• _RECORD EXTRACTS_
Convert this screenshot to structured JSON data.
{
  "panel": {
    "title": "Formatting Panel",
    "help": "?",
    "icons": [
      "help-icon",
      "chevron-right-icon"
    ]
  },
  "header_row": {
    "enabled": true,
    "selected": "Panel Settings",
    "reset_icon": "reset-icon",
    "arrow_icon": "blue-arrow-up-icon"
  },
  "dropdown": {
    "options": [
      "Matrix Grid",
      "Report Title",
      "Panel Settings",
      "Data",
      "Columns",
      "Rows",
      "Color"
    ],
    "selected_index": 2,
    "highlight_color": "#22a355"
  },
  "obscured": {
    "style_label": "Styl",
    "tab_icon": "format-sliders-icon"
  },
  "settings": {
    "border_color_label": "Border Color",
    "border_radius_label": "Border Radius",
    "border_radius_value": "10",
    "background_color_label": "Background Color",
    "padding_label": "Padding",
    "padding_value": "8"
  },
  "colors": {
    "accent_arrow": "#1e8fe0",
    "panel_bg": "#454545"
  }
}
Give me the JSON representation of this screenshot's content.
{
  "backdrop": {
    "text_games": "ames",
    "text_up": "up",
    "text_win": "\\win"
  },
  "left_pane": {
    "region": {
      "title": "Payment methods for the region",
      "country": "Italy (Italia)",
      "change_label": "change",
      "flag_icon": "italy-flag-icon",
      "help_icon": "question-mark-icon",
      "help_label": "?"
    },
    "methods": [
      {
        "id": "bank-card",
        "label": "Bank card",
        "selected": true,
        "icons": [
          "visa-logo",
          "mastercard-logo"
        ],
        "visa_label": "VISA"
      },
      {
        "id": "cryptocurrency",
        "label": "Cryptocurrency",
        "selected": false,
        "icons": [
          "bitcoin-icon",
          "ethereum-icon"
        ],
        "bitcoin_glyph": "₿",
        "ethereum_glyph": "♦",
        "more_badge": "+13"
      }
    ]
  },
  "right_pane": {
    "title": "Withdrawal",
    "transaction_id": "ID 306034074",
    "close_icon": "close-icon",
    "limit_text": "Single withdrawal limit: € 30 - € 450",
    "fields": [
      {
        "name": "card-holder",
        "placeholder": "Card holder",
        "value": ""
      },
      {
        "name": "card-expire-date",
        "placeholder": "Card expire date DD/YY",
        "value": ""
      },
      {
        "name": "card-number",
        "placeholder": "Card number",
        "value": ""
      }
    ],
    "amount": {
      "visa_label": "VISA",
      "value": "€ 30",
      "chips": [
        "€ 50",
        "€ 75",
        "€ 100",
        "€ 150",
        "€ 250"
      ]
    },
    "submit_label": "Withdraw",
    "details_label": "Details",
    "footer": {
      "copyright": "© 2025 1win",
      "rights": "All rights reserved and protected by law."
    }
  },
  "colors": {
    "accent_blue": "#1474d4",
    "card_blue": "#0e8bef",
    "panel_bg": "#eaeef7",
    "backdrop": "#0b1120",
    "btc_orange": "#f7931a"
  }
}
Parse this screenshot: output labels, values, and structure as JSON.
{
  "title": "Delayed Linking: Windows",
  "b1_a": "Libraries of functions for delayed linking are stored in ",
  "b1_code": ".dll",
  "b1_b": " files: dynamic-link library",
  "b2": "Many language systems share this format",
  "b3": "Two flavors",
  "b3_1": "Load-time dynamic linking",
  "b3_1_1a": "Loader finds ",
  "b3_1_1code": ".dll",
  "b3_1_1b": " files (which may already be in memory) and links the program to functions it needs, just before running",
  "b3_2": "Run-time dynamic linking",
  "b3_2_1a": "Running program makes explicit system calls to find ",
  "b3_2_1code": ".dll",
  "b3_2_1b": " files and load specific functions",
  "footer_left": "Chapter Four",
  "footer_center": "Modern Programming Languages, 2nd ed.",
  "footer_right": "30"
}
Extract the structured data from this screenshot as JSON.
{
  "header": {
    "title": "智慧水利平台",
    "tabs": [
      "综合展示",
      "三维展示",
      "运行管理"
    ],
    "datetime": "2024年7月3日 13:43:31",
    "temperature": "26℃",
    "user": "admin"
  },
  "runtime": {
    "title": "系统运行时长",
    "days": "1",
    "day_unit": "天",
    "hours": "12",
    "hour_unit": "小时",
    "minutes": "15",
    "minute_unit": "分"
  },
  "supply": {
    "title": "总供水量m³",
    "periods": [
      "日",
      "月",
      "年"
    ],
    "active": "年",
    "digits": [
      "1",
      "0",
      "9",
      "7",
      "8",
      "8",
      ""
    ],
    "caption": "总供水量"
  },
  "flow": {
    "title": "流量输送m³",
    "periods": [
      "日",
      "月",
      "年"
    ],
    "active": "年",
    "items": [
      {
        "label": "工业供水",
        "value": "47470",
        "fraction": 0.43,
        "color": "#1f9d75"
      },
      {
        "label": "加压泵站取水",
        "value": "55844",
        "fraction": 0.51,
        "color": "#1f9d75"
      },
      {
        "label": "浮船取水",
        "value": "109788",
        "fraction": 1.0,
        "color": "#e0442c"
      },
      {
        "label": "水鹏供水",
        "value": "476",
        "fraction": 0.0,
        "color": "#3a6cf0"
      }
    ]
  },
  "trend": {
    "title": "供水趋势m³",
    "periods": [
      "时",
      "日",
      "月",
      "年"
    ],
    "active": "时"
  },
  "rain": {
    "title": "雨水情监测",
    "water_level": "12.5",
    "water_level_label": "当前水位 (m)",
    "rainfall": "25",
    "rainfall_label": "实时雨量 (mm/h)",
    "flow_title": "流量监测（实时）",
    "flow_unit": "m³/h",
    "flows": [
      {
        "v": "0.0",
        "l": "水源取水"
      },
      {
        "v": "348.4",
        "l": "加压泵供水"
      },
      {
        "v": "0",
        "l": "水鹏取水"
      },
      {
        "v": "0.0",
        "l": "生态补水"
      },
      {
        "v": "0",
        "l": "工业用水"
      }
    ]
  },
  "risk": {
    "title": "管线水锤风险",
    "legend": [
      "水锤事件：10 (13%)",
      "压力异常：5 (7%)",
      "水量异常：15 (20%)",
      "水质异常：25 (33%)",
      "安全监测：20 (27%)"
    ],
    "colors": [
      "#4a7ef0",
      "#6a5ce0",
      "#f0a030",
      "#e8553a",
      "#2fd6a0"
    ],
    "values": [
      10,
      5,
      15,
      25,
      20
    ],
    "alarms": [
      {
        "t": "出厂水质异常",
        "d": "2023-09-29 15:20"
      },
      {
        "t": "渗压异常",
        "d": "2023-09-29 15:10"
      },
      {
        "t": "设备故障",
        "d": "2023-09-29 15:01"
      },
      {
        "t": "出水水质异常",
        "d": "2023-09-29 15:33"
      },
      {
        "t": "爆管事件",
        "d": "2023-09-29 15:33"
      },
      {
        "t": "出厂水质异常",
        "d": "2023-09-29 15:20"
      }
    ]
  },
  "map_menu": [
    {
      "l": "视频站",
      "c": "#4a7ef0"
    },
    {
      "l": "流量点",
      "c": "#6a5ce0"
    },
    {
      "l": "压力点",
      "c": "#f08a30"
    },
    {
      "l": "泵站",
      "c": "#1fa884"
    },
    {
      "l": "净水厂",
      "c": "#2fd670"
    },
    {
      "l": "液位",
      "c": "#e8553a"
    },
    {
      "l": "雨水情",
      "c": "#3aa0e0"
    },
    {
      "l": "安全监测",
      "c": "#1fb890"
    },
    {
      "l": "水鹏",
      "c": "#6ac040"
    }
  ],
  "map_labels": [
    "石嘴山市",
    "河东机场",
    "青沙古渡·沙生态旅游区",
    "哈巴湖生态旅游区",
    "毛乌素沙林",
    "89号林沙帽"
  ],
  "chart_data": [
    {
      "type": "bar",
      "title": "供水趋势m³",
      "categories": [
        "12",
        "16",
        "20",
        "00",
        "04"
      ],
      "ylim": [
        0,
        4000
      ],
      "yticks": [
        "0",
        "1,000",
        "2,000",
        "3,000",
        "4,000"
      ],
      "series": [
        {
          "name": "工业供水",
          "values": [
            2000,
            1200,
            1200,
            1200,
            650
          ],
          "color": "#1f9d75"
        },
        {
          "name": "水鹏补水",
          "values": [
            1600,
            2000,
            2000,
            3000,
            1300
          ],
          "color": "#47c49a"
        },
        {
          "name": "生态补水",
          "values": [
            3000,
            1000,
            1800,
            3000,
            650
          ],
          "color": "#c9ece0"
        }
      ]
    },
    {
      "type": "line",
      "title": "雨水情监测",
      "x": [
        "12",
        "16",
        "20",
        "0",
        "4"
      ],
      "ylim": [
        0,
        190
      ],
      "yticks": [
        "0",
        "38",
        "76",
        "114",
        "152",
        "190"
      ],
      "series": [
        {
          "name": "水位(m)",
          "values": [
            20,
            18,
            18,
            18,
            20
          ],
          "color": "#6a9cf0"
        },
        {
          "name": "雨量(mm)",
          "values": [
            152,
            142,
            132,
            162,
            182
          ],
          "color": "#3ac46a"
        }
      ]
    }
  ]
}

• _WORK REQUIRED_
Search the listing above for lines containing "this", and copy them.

• _SOLUTION TO THE PROBLEM_
Convert this screenshot to structured JSON data.
Give me the JSON representation of this screenshot's content.
Parse this screenshot: output labels, values, and structure as JSON.
  "b2": "Many language systems share this format",
Extract the structured data from this screenshot as JSON.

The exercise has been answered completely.